Though it may seem like small political potatoes, the U.S. Catholic bishops' elections for chairmen of their committees can indicate their outlook on sensitive topics. Sure, sometimes bishops get elected simply because they're better known than their opponents. But the nominating committee usually tries to offer a choice between bishops with different outlooks and styles.
The outcome of yesterday's elections suggest that the majority of bishops favor tact and diplomacy over confrontation and condemnation when they address difficult issues.
No committee has been more contentious over the past 15 years than the liturgy committee, now known as the Committee on Divine Worship. The ballot pitted Archbishop Allen Vigneron of Detroit, a champion of the more literal translations from the Latin that Rome has called for, against Archbishop Gregory Aymond of New Orleans, known more for his skill in leading other difficult bishops' committees than for any stance on liturgical style.
Archbishop Aymond defeated Archbishop Vigneron 126-110, suggesting that the bishops may want someone to diplomatically convince Rome to continue tweaking a new English translation of the Mass that some bishops say is so faithful to the Latin that its English is awkward and ungrammatical. Archbishop Vigneron had been defeated for the same post in 2004, by Bishop Donald Trautman of Erie, who was nominated from the floor that year.
Bishop Trautman is an outspoken critic of the new Mass translations. Yesterday he lost his last battle to prevent approval of the Mass translations, but was delighted with Archbishop Aymond's election.
"Bishop Aymond is very much a centrist and will be a very good leader," he said.
Another clear choice, with a more lopsided outcome, was between Archbishop Joseph Naumann of Kansas City, Kan., and Bishop Kevin Rhoades of Harrisburg, who was just named to the Fort Wayne-South Bend diocese where the University of Notre Dame is located.

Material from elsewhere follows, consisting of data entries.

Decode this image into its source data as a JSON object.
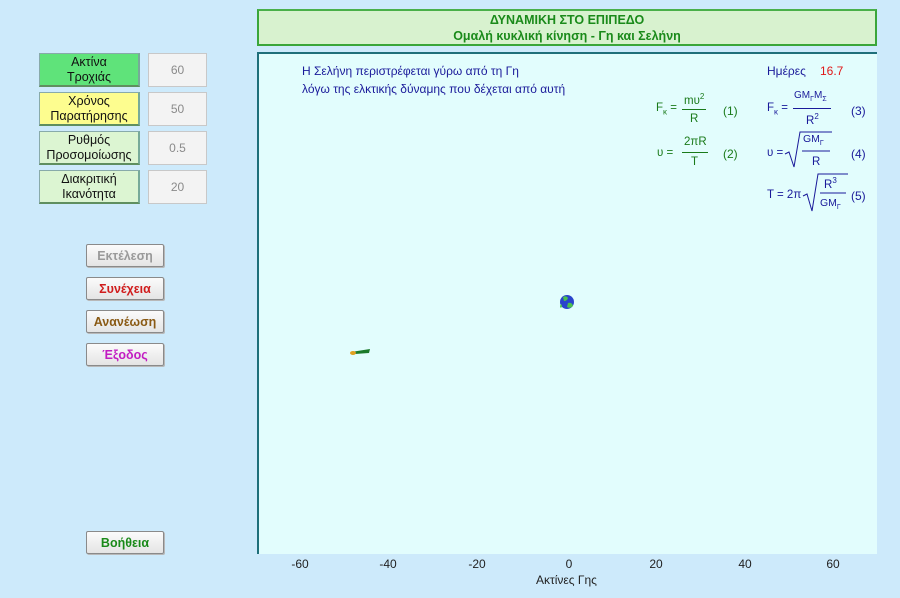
{
  "parameters": [
    {
      "label_line1": "Ακτίνα",
      "label_line2": "Τροχιάς",
      "value": "60",
      "color": "#5fe37a"
    },
    {
      "label_line1": "Χρόνος",
      "label_line2": "Παρατήρησης",
      "value": "50",
      "color": "#fdfd8f"
    },
    {
      "label_line1": "Ρυθμός",
      "label_line2": "Προσομοίωσης",
      "value": "0.5",
      "color": "#dcf5d2"
    },
    {
      "label_line1": "Διακριτική",
      "label_line2": "Ικανότητα",
      "value": "20",
      "color": "#dcf5d2"
    }
  ],
  "buttons": {
    "run": {
      "label": "Εκτέλεση",
      "color": "#9a9a9a",
      "state": "disabled"
    },
    "continue": {
      "label": "Συνέχεια",
      "color": "#d01c1c"
    },
    "refresh": {
      "label": "Ανανέωση",
      "color": "#8a5a14"
    },
    "exit": {
      "label": "Έξοδος",
      "color": "#c21cc2"
    },
    "help": {
      "label": "Βοήθεια",
      "color": "#1a8a1a"
    }
  },
  "header": {
    "title": "ΔΥΝΑΜΙΚΗ ΣΤΟ ΕΠΙΠΕΔΟ",
    "subtitle": "Ομαλή κυκλική κίνηση  - Γη και Σελήνη"
  },
  "description": {
    "line1": "Η Σελήνη περιστρέφεται γύρω από τη Γη",
    "line2": "λόγω της ελκτικής δύναμης που δέχεται από αυτή"
  },
  "days": {
    "label": "Ημέρες",
    "value": "16.7"
  },
  "equations": {
    "eq1": {
      "lhs": "F",
      "lhs_sub": "κ",
      "num": "mυ",
      "num_sup": "2",
      "den": "R",
      "number": "(1)"
    },
    "eq2": {
      "lhs": "υ",
      "num": "2πR",
      "den": "T",
      "number": "(2)"
    },
    "eq3": {
      "lhs": "F",
      "lhs_sub": "κ",
      "num": "GM",
      "num_sub1": "Γ",
      "num_mid": "M",
      "num_sub2": "Σ",
      "den": "R",
      "den_sup": "2",
      "number": "(3)"
    },
    "eq4": {
      "lhs": "υ",
      "num": "GM",
      "num_sub": "Γ",
      "den": "R",
      "number": "(4)"
    },
    "eq5": {
      "lhs": "T = 2π",
      "num": "R",
      "num_sup": "3",
      "den": "GM",
      "den_sub": "Γ",
      "number": "(5)"
    }
  },
  "axis": {
    "label": "Ακτίνες Γης",
    "ticks": [
      "-60",
      "-40",
      "-20",
      "0",
      "20",
      "40",
      "60"
    ]
  },
  "bodies": {
    "earth": {
      "x": 0,
      "y": 0,
      "icon": "earth-icon"
    },
    "moon": {
      "x": -47,
      "y": -11,
      "icon": "moon-icon"
    }
  }
}
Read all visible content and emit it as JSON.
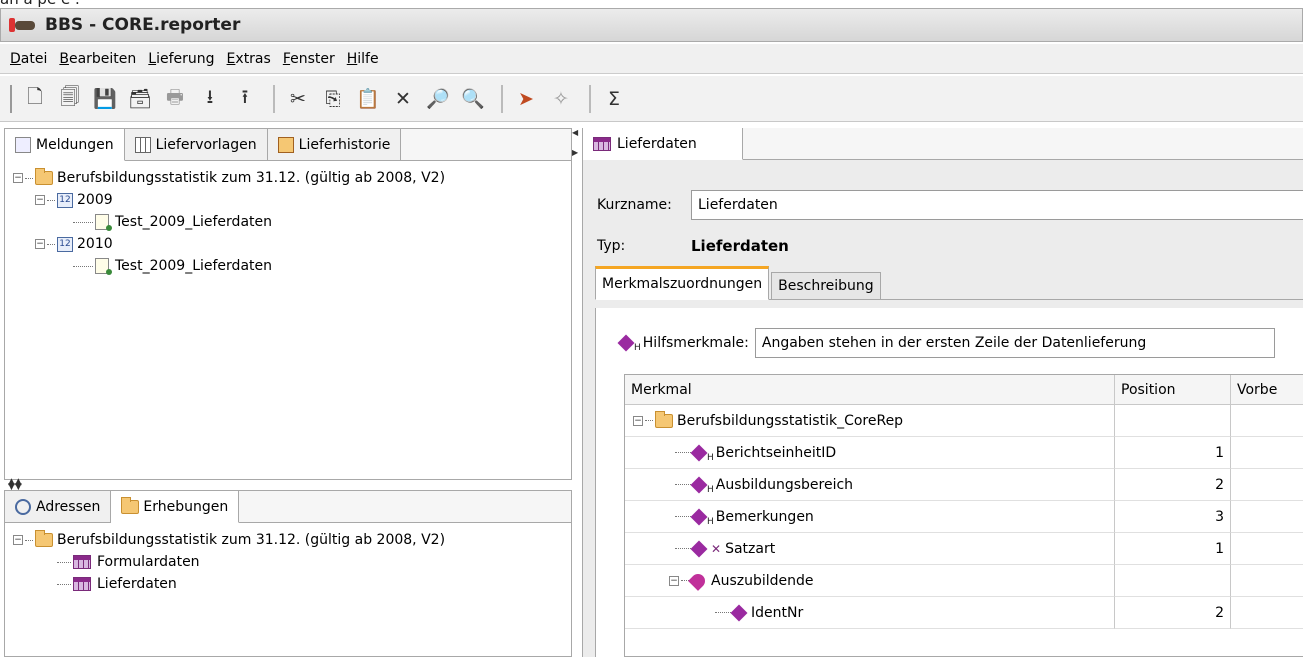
{
  "window": {
    "title": "BBS - CORE.reporter"
  },
  "menu": [
    {
      "label": "Datei",
      "u": "D",
      "rest": "atei"
    },
    {
      "label": "Bearbeiten",
      "u": "B",
      "rest": "earbeiten"
    },
    {
      "label": "Lieferung",
      "u": "L",
      "rest": "ieferung"
    },
    {
      "label": "Extras",
      "u": "E",
      "rest": "xtras"
    },
    {
      "label": "Fenster",
      "u": "F",
      "rest": "enster"
    },
    {
      "label": "Hilfe",
      "u": "H",
      "rest": "ilfe"
    }
  ],
  "toolbar": {
    "sigma": "Σ"
  },
  "left_top": {
    "tabs": [
      "Meldungen",
      "Liefervorlagen",
      "Lieferhistorie"
    ],
    "tree": {
      "root": "Berufsbildungsstatistik zum 31.12. (gültig ab 2008, V2)",
      "y1": "2009",
      "y1_child": "Test_2009_Lieferdaten",
      "y2": "2010",
      "y2_child": "Test_2009_Lieferdaten"
    }
  },
  "left_bottom": {
    "tabs": [
      "Adressen",
      "Erhebungen"
    ],
    "tree": {
      "root": "Berufsbildungsstatistik zum 31.12. (gültig ab 2008, V2)",
      "child1": "Formulardaten",
      "child2": "Lieferdaten"
    }
  },
  "right": {
    "tab": "Lieferdaten",
    "kurzname_label": "Kurzname:",
    "kurzname_value": "Lieferdaten",
    "typ_label": "Typ:",
    "typ_value": "Lieferdaten",
    "subtabs": [
      "Merkmalszuordnungen",
      "Beschreibung"
    ],
    "hilfs_label": "Hilfsmerkmale:",
    "hilfs_value": "Angaben stehen in der ersten Zeile der Datenlieferung",
    "grid": {
      "headers": [
        "Merkmal",
        "Position",
        "Vorbe"
      ],
      "rows": [
        {
          "name": "Berufsbildungsstatistik_CoreRep",
          "pos": ""
        },
        {
          "name": "BerichtseinheitID",
          "pos": "1"
        },
        {
          "name": "Ausbildungsbereich",
          "pos": "2"
        },
        {
          "name": "Bemerkungen",
          "pos": "3"
        },
        {
          "name": "Satzart",
          "pos": "1"
        },
        {
          "name": "Auszubildende",
          "pos": ""
        },
        {
          "name": "IdentNr",
          "pos": "2"
        }
      ]
    }
  }
}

Both are strong advocates of church teaching, but Archbishop Naumann is known for more confrontational tactics. When Kathleen Sebelius, a Catholic who supports abortion rights, was governor of Kansas, he publicly asked her not to take communion. In bishops' debates about issues related to abortion, he has favored very strong language.
Bishop Rhoades, a former rector of Mount St. Mary Seminary in, Maryland., is quiet on the floor of the bishops' conference. But he has earned respect from Catholics across the ideological spectrum for his gentle effectiveness at promoting the faith. He was critical of Notre Dame last May when it awarded an honorary degree to pro-choice President Obama. But when he was named bishop of Fighting Irish last week, he said it was time to put the controversy with the school behind and look toward the future.
Bishop Rhoades was elected, 145-93.
Theresa Farnan of Peters, a Catholic philosopher who was on the faculty at Mount St. Mary's during Bishop Rhoades tenure, and who he invited to teach about marriage and pro-life issues in the Diocese of Harrisburg, was thrilled that he will head the marriage and family committee.
"He's an absolutely wonderful scholar. And he is just so good, personally, at dealing with and understanding families in a very pastoral way," said Dr. Farnan, a mother of nine who now teaches part-time at the Franciscan University of Steubenville.
At the seminary "he made a conscious effort to bring more families to the seminary as part of the faculty," she said. "When he was bishop in Harrisburg, he was having Masses for home-schooled families and making a point of going to different Catholic schools. He did a lot of outreach, and it was beautiful to see."